Origin and History

The frigate was built by George Rowcliffe at NothampSouthampton and launched on December 21 1743.

During the War of the Austrian Succession, in 1744 off Cape Finisterre, the frigate captured a Spanish 18-guns vessel.

During the Seven Years' War, the frigate was under the command of:

  • from 1757: captain John Holwell
  • from January 1759: captain Thomas Lynn

The frigate was sold out of the navy on July 3 1764.

Service during the War

At the beginning of January 1759, the frigate was among the fleet assembled at Carlisle Bay in Barbados under commodore John Moore for the planned expedition against the Martinique and Guadeloupe islands. On January 13, the whole British force sailed for Martinique Island. On January 15, the fleet lay off the bay of Fort Royal (actual Fort de France). On the morning of January 16, the frigate was part of the squadron charged to silence the French coastal batteries and to cover the landing. On January 18, after an unsuccessful attempt of the land troops to capture Fort Royal, the British fleet proceeded to Saint-Pierre, the second town in Martinique. On January 19, after failing to silence the batteries around Saint-Pierre, commodore Moore decided to redirect his efforts against the island of Guadeloupe. On January 22, the British fleet reached Basse-Terre. On January 23, along with the Bristol (54), the frigate relieved the Rippon (60) who had ran aground while bombarding a 6 guns battery. By the end of the day, Basse-Terre was almost entirely destroyed. On January 24, British troops landed and occupied the town. On February 6, the frigate was part of captain Harman's squadron which was detached to attack Fort Louis on the Grande-Terre. On February 13, this squadron cannonaded Fort Louis for 6 hours before landing a large detachment of marines and Highlanders who stormed the fort. In mid March, Moore fell back to Prince Rupert's Bay in the Island of Dominica with his fleet, in order to cover Basse-Terre and the British Leeward Islands from the threat of the newly arrived French squadron.
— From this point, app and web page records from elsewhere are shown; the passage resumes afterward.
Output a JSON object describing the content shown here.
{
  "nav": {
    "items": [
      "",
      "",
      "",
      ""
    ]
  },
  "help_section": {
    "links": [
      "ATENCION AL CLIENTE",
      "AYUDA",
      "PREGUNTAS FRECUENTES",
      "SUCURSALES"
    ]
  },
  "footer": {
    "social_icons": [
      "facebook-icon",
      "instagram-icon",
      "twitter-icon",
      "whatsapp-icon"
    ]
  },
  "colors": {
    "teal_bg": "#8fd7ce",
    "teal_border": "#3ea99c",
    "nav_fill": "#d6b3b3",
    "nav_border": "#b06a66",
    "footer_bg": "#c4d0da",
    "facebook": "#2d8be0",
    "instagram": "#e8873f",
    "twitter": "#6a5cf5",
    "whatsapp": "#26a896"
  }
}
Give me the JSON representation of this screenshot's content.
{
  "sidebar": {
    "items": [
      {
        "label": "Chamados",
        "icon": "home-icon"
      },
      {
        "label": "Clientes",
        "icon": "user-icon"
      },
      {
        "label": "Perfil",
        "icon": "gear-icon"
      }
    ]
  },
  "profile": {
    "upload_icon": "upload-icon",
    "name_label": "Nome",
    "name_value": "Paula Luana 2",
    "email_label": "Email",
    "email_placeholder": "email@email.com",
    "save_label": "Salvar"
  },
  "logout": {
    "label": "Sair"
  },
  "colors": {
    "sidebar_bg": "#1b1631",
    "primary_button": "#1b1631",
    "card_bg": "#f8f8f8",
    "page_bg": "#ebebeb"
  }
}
The island of Guadeloupe finally capitulated on May 1. On June 25, the frigate escorted the convoy transporting the remnants of the 3rd Buffs, 61st Foot and 64th Foot to Great Britain.

To do: more details on the campaigns from 1760 to 1762
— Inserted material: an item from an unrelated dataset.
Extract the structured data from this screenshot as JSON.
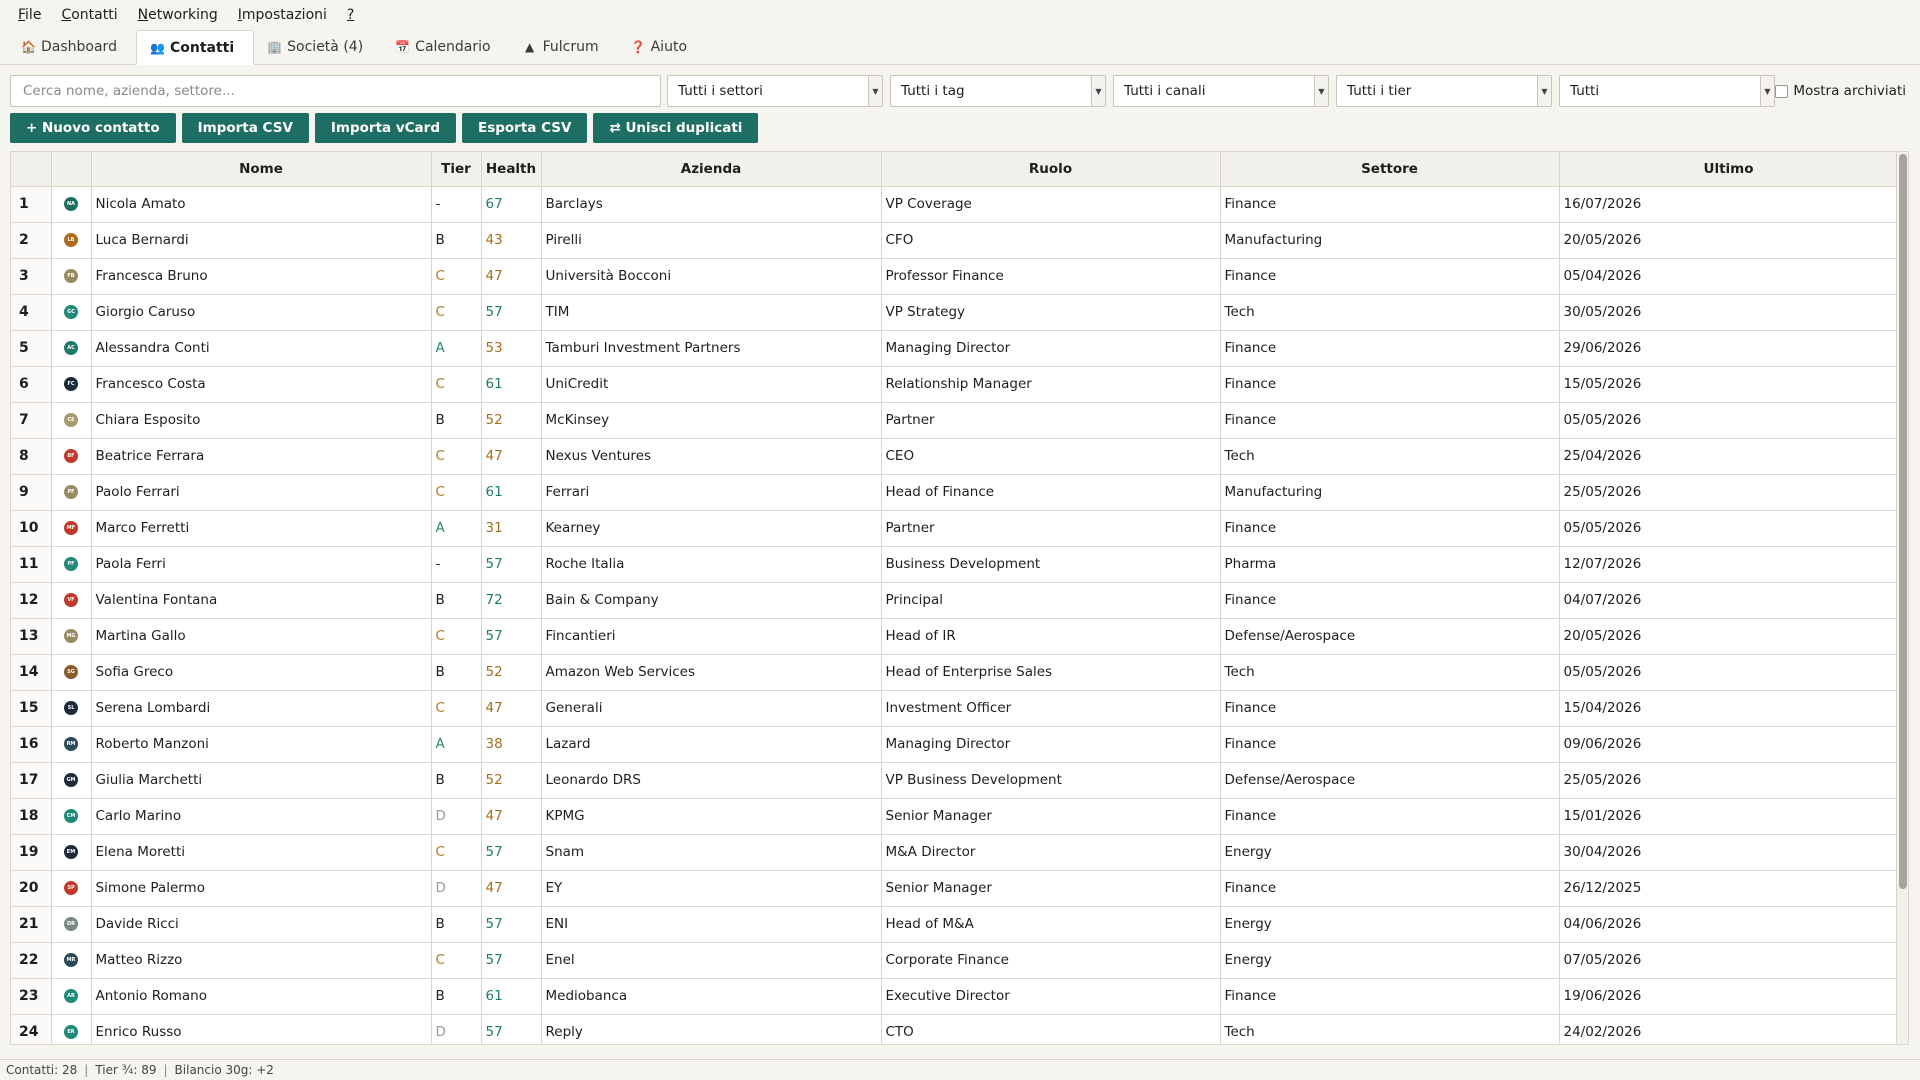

Characteristics

Technical specifications
Guns 44
Gundeck not available
Quarterdeck not available
Forecastle not available
Crew not available
Length at gundeck not available
Width not available
Depth not available
Displacement not available

References

Blasco, Manuel, British 5th Rates, 3 Decks Wiki

Phillips, M., Michael Phillip's Ships of the Old Navy

N.B.: the section Service during the War is derived from our articles depicting the various campaigns, battles and sieges.